Show every line from the entries that follow which holds the word "this".

Excerpts from an interface dataset:
--------------------
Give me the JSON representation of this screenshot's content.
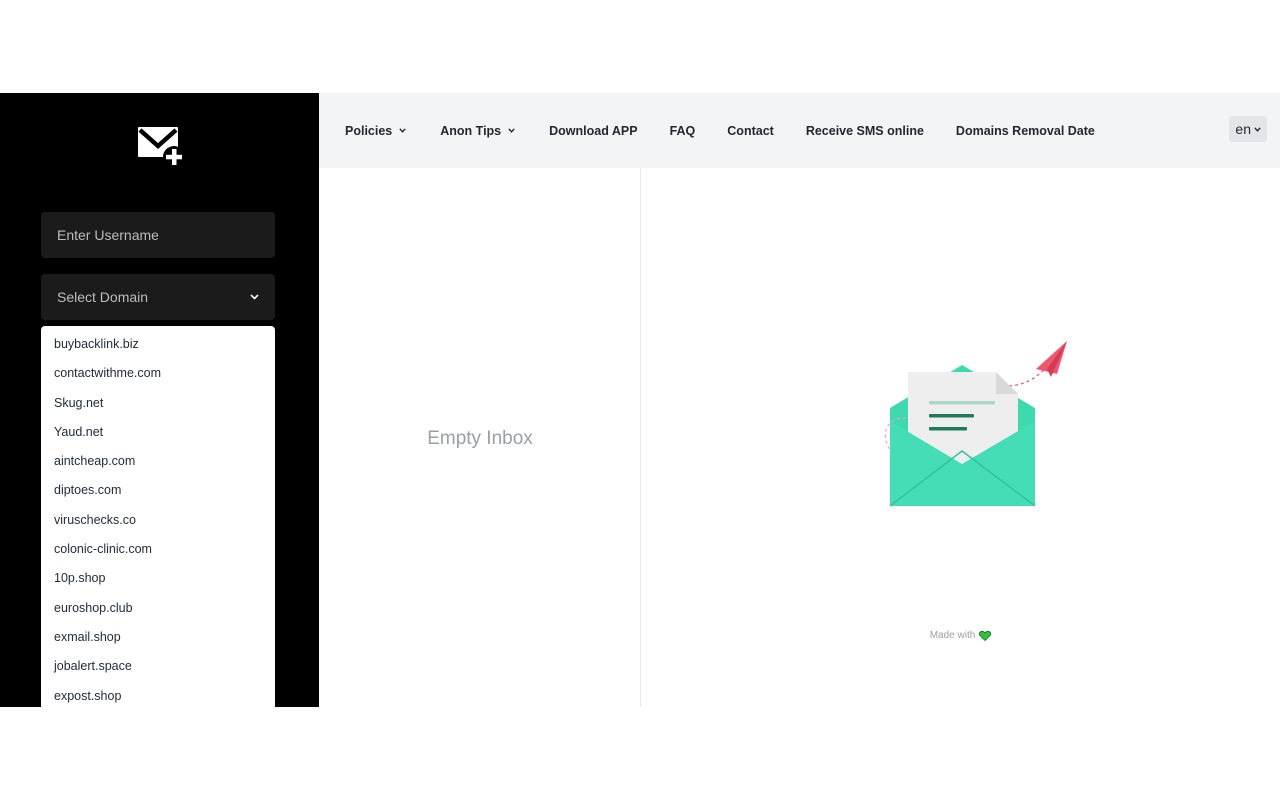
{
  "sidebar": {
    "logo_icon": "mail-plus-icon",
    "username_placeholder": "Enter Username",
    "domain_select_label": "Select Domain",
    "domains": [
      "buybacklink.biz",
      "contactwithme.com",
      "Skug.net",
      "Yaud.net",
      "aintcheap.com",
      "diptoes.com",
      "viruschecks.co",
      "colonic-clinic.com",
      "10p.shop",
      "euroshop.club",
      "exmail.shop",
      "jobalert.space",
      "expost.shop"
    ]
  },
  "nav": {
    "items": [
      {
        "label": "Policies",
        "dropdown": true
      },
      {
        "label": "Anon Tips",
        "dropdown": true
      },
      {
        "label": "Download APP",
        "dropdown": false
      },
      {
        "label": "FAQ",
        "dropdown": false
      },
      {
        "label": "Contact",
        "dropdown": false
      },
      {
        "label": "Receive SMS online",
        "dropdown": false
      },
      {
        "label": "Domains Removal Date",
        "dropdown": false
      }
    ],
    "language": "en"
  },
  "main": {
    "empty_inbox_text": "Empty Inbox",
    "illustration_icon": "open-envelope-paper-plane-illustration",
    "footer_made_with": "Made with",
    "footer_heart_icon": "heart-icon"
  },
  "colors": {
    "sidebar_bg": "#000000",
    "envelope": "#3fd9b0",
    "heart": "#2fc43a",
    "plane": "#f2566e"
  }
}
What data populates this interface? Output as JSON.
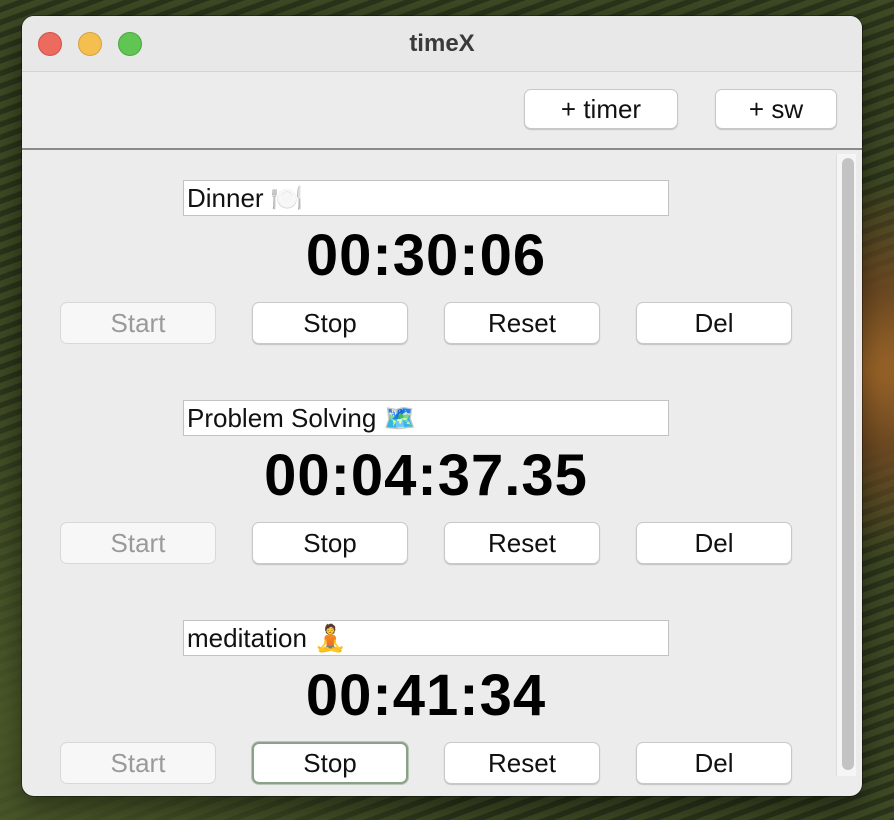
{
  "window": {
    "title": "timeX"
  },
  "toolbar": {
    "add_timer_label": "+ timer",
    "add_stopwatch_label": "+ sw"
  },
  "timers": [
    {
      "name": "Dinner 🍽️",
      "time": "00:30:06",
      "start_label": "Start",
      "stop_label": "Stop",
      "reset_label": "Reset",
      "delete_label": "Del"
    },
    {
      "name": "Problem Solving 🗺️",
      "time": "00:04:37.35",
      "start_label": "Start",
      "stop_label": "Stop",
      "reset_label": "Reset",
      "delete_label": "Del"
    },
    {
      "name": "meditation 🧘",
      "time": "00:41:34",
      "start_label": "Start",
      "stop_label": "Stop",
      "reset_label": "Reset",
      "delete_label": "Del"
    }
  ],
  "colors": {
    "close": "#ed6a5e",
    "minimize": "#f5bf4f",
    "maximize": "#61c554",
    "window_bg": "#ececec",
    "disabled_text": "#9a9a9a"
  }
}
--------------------
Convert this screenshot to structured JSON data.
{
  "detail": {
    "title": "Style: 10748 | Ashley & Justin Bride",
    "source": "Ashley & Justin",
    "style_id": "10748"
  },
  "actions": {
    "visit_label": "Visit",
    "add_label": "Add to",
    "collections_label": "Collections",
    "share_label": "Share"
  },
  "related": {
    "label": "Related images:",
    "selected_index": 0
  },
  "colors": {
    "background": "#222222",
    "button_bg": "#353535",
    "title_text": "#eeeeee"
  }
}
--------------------
■ EXERCISE SOLUTION ■
Give me the JSON representation of this screenshot's content.
What data populates this interface? Output as JSON.
Convert this screenshot to structured JSON data.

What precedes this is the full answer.